WHAT IS BEING ASKED |
Your answer should consist of every line in the records that holds "subject".

Stored items from a collection |

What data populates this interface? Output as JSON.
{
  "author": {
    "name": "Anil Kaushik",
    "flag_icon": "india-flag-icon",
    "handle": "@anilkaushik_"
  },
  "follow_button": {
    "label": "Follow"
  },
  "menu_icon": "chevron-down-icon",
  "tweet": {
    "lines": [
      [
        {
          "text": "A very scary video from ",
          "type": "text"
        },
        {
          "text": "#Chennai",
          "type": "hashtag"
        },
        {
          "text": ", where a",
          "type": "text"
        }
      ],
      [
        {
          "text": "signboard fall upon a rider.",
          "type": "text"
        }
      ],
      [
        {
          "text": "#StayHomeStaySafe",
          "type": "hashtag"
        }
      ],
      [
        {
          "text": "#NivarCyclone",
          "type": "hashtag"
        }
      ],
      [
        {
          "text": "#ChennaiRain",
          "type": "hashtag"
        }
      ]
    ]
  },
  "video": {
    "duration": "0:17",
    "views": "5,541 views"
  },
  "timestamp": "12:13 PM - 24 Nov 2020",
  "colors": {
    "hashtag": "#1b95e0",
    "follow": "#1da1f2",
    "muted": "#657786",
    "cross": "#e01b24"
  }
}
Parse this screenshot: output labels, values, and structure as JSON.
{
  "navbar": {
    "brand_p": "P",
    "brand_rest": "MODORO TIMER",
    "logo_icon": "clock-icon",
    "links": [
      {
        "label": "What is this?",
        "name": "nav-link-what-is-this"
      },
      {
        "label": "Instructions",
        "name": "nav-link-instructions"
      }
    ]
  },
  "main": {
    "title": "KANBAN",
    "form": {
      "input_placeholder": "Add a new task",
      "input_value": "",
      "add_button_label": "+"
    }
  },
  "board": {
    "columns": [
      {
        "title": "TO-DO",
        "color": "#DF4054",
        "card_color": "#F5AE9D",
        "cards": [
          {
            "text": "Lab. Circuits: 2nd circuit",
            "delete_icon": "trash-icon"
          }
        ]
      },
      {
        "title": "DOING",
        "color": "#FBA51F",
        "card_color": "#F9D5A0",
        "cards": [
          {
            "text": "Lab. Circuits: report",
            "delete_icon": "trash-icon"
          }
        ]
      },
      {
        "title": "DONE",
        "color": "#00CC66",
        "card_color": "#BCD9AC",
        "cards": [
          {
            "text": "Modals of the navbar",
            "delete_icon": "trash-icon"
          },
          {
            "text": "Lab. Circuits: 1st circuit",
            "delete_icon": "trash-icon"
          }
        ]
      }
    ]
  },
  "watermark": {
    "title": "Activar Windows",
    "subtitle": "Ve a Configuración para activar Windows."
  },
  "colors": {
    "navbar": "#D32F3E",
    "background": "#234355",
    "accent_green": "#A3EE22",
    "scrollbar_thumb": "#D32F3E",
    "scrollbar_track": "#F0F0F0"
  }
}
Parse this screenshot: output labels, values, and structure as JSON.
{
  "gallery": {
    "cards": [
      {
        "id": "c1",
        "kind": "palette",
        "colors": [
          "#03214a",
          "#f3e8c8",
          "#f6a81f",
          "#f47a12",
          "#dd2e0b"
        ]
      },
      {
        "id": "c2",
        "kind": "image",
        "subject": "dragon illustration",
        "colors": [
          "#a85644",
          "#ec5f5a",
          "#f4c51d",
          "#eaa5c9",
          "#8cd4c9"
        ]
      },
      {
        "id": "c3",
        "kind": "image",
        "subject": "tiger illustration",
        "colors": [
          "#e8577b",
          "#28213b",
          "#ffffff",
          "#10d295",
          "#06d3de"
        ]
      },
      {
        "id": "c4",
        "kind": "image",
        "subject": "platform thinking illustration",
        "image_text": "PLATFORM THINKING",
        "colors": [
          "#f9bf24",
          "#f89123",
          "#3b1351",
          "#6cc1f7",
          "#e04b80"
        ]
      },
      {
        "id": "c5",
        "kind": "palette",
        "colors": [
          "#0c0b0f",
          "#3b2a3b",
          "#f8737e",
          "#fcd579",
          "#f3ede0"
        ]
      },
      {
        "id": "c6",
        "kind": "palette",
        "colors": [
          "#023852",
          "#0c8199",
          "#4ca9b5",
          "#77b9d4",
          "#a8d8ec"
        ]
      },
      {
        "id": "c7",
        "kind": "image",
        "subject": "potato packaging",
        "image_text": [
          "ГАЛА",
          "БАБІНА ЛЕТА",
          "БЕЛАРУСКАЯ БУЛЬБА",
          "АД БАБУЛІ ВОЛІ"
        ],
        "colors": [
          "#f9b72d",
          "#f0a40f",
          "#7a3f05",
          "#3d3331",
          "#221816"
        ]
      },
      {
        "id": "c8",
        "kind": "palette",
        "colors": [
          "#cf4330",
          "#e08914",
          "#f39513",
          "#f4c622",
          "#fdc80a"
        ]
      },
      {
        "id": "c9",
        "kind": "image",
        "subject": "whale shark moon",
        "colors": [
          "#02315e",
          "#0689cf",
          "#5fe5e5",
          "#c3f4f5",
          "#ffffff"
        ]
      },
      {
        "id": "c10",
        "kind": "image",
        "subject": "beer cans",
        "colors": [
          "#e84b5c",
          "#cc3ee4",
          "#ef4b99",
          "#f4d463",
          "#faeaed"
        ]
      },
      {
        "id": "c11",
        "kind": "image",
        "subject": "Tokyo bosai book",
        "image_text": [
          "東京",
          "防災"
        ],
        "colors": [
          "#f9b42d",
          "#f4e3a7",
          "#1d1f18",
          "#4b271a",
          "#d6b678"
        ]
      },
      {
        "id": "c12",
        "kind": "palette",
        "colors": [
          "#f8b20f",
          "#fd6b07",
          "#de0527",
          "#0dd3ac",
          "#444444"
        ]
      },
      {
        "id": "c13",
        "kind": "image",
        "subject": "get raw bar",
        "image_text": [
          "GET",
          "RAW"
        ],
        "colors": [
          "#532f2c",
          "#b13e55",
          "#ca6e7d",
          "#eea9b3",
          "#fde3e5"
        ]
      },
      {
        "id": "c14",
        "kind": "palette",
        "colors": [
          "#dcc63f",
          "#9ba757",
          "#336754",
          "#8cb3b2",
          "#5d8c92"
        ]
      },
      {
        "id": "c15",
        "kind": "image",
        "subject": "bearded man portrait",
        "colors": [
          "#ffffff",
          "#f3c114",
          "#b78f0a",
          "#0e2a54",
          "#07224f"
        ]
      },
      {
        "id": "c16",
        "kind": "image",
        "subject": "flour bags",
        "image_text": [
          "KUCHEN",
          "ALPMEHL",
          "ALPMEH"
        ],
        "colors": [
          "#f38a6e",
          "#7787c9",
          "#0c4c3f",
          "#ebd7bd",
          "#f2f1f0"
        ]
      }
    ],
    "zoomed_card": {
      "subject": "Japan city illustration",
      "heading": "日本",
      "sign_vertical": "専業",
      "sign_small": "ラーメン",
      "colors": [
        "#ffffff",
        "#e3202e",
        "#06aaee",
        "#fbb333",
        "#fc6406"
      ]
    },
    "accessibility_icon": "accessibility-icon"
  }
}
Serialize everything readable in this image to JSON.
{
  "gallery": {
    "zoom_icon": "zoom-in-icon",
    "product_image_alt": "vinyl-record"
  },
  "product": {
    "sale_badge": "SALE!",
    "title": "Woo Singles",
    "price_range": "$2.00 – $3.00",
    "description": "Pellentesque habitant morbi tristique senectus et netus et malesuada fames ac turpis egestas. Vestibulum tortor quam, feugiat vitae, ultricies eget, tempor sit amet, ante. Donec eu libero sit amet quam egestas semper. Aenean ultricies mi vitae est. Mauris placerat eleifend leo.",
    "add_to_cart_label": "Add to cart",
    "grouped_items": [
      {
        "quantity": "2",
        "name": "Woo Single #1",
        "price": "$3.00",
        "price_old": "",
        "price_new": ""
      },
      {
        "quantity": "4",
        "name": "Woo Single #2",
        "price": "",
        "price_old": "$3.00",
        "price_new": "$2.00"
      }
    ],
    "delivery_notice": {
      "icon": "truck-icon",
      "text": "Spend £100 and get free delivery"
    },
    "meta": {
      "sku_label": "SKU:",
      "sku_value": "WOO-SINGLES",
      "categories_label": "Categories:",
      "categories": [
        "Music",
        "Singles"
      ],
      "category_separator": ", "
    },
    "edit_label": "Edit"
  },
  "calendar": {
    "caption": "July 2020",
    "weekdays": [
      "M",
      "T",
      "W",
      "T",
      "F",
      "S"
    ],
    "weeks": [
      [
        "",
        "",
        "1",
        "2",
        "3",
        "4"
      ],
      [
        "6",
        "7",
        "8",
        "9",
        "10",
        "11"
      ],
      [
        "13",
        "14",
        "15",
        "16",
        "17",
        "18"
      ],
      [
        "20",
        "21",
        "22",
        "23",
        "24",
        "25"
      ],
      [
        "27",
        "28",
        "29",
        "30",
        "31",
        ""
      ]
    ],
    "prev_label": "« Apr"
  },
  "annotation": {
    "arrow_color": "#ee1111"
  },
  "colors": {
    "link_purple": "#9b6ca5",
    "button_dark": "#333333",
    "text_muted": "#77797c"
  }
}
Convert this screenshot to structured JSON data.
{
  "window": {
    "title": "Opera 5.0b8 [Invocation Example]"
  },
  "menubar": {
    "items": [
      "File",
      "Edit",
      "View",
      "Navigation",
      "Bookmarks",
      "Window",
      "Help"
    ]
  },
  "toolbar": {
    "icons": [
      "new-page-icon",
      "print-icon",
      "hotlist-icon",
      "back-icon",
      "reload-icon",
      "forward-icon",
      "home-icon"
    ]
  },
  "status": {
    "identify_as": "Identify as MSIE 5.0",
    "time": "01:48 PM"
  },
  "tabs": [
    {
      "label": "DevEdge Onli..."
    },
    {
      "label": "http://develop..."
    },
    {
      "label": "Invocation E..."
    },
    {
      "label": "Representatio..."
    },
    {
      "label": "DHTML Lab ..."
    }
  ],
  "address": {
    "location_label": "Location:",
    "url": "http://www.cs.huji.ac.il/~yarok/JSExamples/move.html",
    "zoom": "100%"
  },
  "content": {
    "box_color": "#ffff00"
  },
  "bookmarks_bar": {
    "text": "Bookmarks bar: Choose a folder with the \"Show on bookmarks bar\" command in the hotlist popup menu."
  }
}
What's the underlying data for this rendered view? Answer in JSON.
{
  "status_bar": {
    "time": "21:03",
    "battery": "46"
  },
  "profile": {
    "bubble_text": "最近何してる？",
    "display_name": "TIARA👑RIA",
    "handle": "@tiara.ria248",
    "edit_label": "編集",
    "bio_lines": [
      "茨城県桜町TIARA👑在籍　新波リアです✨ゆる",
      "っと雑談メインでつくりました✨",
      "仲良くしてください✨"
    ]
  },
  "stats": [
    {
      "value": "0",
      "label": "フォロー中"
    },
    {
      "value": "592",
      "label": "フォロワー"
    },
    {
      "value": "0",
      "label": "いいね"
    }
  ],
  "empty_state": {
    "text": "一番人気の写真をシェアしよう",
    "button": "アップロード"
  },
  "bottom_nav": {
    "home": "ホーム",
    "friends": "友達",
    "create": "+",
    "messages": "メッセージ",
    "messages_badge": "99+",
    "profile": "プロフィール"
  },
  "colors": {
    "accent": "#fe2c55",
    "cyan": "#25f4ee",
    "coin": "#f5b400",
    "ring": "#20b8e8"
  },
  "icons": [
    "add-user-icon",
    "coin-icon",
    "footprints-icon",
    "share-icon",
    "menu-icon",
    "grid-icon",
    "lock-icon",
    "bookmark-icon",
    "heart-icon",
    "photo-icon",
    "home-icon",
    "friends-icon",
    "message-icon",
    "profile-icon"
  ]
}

TASK RESPONSE |
        "subject": "dragon illustration",
        "subject": "tiger illustration",
        "subject": "platform thinking illustration",
        "subject": "potato packaging",
        "subject": "whale shark moon",
        "subject": "beer cans",
        "subject": "Tokyo bosai book",
        "subject": "get raw bar",
        "subject": "bearded man portrait",
        "subject": "flour bags",
      "subject": "Japan city illustration",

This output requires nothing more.